## [Exercise instructions]
Write out every line of the data below exactly as given.

## [Information given]

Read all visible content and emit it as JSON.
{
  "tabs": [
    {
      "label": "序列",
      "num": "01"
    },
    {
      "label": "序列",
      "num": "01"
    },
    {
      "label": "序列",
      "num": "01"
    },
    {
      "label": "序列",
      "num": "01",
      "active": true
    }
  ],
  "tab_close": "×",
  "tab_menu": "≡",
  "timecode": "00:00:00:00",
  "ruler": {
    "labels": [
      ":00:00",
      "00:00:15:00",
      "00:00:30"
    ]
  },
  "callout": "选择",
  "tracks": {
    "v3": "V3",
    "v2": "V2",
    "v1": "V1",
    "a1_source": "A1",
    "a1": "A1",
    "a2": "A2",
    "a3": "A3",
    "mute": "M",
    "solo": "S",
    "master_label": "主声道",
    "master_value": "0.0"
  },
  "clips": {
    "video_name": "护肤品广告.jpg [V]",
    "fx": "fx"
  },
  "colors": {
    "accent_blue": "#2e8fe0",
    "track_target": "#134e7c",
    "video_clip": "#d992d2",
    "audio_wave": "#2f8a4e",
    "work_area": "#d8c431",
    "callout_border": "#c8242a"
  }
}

## [Completed exercise]
Read all visible content and emit it as JSON.
{
  "tabs": [
    {
      "label": "序列",
      "num": "01"
    },
    {
      "label": "序列",
      "num": "01"
    },
    {
      "label": "序列",
      "num": "01"
    },
    {
      "label": "序列",
      "num": "01",
      "active": true
    }
  ],
  "tab_close": "×",
  "tab_menu": "≡",
  "timecode": "00:00:00:00",
  "ruler": {
    "labels": [
      ":00:00",
      "00:00:15:00",
      "00:00:30"
    ]
  },
  "callout": "选择",
  "tracks": {
    "v3": "V3",
    "v2": "V2",
    "v1": "V1",
    "a1_source": "A1",
    "a1": "A1",
    "a2": "A2",
    "a3": "A3",
    "mute": "M",
    "solo": "S",
    "master_label": "主声道",
    "master_value": "0.0"
  },
  "clips": {
    "video_name": "护肤品广告.jpg [V]",
    "fx": "fx"
  },
  "colors": {
    "accent_blue": "#2e8fe0",
    "track_target": "#134e7c",
    "video_clip": "#d992d2",
    "audio_wave": "#2f8a4e",
    "work_area": "#d8c431",
    "callout_border": "#c8242a"
  }
}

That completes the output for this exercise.